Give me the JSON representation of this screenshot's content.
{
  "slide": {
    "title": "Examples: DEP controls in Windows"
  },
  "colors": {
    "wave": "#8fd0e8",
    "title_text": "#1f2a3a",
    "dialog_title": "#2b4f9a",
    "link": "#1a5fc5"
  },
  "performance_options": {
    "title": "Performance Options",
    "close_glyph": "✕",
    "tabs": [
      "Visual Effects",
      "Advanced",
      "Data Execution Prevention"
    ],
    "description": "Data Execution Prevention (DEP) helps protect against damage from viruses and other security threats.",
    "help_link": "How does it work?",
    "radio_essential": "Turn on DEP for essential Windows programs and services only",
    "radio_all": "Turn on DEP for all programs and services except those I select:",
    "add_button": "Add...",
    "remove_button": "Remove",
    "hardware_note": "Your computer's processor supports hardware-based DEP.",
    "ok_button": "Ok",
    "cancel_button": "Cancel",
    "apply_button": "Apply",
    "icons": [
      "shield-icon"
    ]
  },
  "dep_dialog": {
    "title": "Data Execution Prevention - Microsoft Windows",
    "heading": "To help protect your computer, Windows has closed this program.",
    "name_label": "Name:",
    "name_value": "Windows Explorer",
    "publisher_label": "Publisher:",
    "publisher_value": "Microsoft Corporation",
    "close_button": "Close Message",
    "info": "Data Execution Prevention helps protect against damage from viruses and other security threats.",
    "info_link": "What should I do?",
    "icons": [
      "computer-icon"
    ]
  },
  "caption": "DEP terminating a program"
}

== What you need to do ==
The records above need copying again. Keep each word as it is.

== Your solution ==
Give me the JSON representation of this screenshot's content.
{
  "slide": {
    "title": "Examples: DEP controls in Windows"
  },
  "colors": {
    "wave": "#8fd0e8",
    "title_text": "#1f2a3a",
    "dialog_title": "#2b4f9a",
    "link": "#1a5fc5"
  },
  "performance_options": {
    "title": "Performance Options",
    "close_glyph": "✕",
    "tabs": [
      "Visual Effects",
      "Advanced",
      "Data Execution Prevention"
    ],
    "description": "Data Execution Prevention (DEP) helps protect against damage from viruses and other security threats.",
    "help_link": "How does it work?",
    "radio_essential": "Turn on DEP for essential Windows programs and services only",
    "radio_all": "Turn on DEP for all programs and services except those I select:",
    "add_button": "Add...",
    "remove_button": "Remove",
    "hardware_note": "Your computer's processor supports hardware-based DEP.",
    "ok_button": "Ok",
    "cancel_button": "Cancel",
    "apply_button": "Apply",
    "icons": [
      "shield-icon"
    ]
  },
  "dep_dialog": {
    "title": "Data Execution Prevention - Microsoft Windows",
    "heading": "To help protect your computer, Windows has closed this program.",
    "name_label": "Name:",
    "name_value": "Windows Explorer",
    "publisher_label": "Publisher:",
    "publisher_value": "Microsoft Corporation",
    "close_button": "Close Message",
    "info": "Data Execution Prevention helps protect against damage from viruses and other security threats.",
    "info_link": "What should I do?",
    "icons": [
      "computer-icon"
    ]
  },
  "caption": "DEP terminating a program"
}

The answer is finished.